ON THE COVER

Chew Valley Hoard

British Museum curator Gareth Williams explains the historic significance of an exceptional hoard of coins buried in Somerset shortly after the Battle of Hastings. We also consider issues raised by the retrieval of such a find by detectorists without archaeological training: should the Portable Antiquities Scheme be better funded?

AMONG OTHER STORIES

Staffordshire Hoard

Ten years ago a detectorist found the largest known hoard of Anglo-Saxon gold and silver. Ahead of the definitive report, Chris Fern, academic lead on the Staffordshire Hoard project, describes the results of his research

Duddon valley

They went looking for Vikings and found late medieval houses – one of which had been raised on a Bronze Age platform. We report on a community project in the Cumbrian fells

Poole logboat

Found on the Dorset coast half a century ago, an Iron Age logboat survived thanks to local initiatives. It was re-displayed in 2007 and has been newly analysed. We tell the story of one of Britain’s largest known prehistoric watercraft

Uffington White Horse

Perhaps the oldest surviving land art in the world, the White Horse of Uffington has fascinated and puzzled observers for centuries. David Miles puts his own scientific revelations into historic context

Archaeologists on the riverbank

We review some key remains recorded by the Thames Discovery Programme, founded ten years ago to bring understanding and enjoyment of the historic river Thames to the widest possible audience

Mudlarking

Over two centuries mudlarking on the Thames foreshore has risen from scavenging by some of London’s poorest to a leisure activity that is amassing artefacts lost by the city’s inhabitants. Lara Maiklem knows more about it than most

REGULARS INCLUDE

* News

Could there be another superhenge in Wiltshire?

* Letters

Accessing excavation data, and Marlowe’s lost grave

* Greg Bailey on TV

Raiders of the Lost Past is better than its title

* Sharp focus

The Tarr Steps

* Correspondent

How the Young Archaeologists’ Club engages young people

* Casefiles

Eastney Beach anti-tank defences

* Books

D-Day remains, and sculptures in Canterbury Cathedral

* Spoilheap

Beware far-right interest in heritage

* Briefing
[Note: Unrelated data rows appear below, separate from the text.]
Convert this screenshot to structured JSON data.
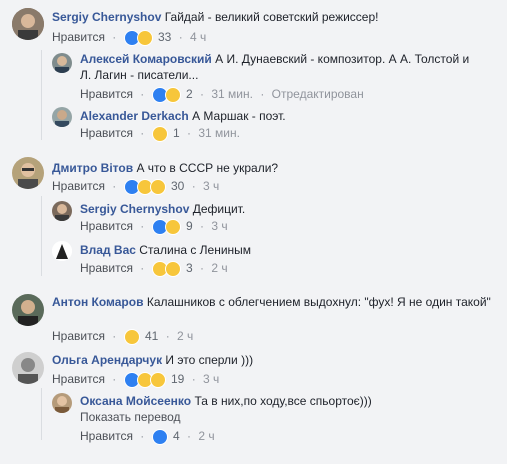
{
  "comments": [
    {
      "name": "Sergiy Chernyshov",
      "text": "Гайдай - великий советский режиссер!",
      "like": "Нравится",
      "count": "33",
      "time": "4 ч"
    },
    {
      "name": "Алексей Комаровский",
      "text": "А И. Дунаевский - композитор. А А. Толстой и Л. Лагин - писатели...",
      "like": "Нравится",
      "count": "2",
      "time": "31 мин.",
      "edited": "Отредактирован"
    },
    {
      "name": "Alexander Derkach",
      "text": "А Маршак - поэт.",
      "like": "Нравится",
      "count": "1",
      "time": "31 мин."
    },
    {
      "name": "Дмитро Вітов",
      "text": "А что в СССР не украли?",
      "like": "Нравится",
      "count": "30",
      "time": "3 ч"
    },
    {
      "name": "Sergiy Chernyshov",
      "text": "Дефицит.",
      "like": "Нравится",
      "count": "9",
      "time": "3 ч"
    },
    {
      "name": "Влад Вас",
      "text": "Сталина с Лениным",
      "like": "Нравится",
      "count": "3",
      "time": "2 ч"
    },
    {
      "name": "Антон Комаров",
      "text": "Калашников с облегчением выдохнул: \"фух! Я не один такой\"",
      "like": "Нравится",
      "count": "41",
      "time": "2 ч"
    },
    {
      "name": "Ольга Арендарчук",
      "text": "И это сперли )))",
      "like": "Нравится",
      "count": "19",
      "time": "3 ч"
    },
    {
      "name": "Оксана Мойсеенко",
      "text": "Та в них,по ходу,все спьортоє)))",
      "like": "Нравится",
      "count": "4",
      "time": "2 ч",
      "translate": "Показать перевод"
    }
  ],
  "colors": {
    "link": "#385898",
    "like_blue": "#2e80f1",
    "emoji_yellow": "#f7c63b",
    "background": "#f2f3f5"
  }
}
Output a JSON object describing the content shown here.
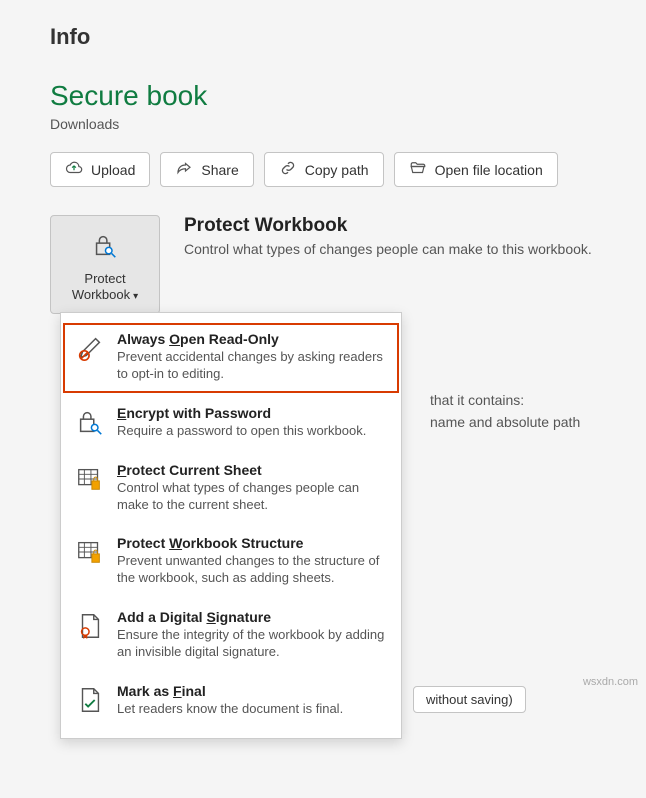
{
  "page": {
    "title": "Info"
  },
  "doc": {
    "title": "Secure book",
    "location": "Downloads"
  },
  "actions": {
    "upload": "Upload",
    "share": "Share",
    "copy_path": "Copy path",
    "open_location": "Open file location"
  },
  "protect": {
    "button_label": "Protect Workbook",
    "heading": "Protect Workbook",
    "description": "Control what types of changes people can make to this workbook."
  },
  "background": {
    "line1": "that it contains:",
    "line2": "name and absolute path",
    "close_btn": "without saving)"
  },
  "menu": [
    {
      "title_parts": [
        "Always ",
        "O",
        "pen Read-Only"
      ],
      "underline_index": 1,
      "desc": "Prevent accidental changes by asking readers to opt-in to editing.",
      "highlight": true
    },
    {
      "title_parts": [
        "E",
        "ncrypt with Password"
      ],
      "underline_index": 0,
      "desc": "Require a password to open this workbook."
    },
    {
      "title_parts": [
        "P",
        "rotect Current Sheet"
      ],
      "underline_index": 0,
      "desc": "Control what types of changes people can make to the current sheet."
    },
    {
      "title_parts": [
        "Protect ",
        "W",
        "orkbook Structure"
      ],
      "underline_index": 1,
      "desc": "Prevent unwanted changes to the structure of the workbook, such as adding sheets."
    },
    {
      "title_parts": [
        "Add a Digital ",
        "S",
        "ignature"
      ],
      "underline_index": 1,
      "desc": "Ensure the integrity of the workbook by adding an invisible digital signature."
    },
    {
      "title_parts": [
        "Mark as ",
        "F",
        "inal"
      ],
      "underline_index": 1,
      "desc": "Let readers know the document is final."
    }
  ],
  "watermark": "wsxdn.com"
}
The UK’s only archaeological events listing, with exhibition reviews

 

British Archaeology is a bimonthly members’ magazine that is also available in newsagents, and by subscription in print and digital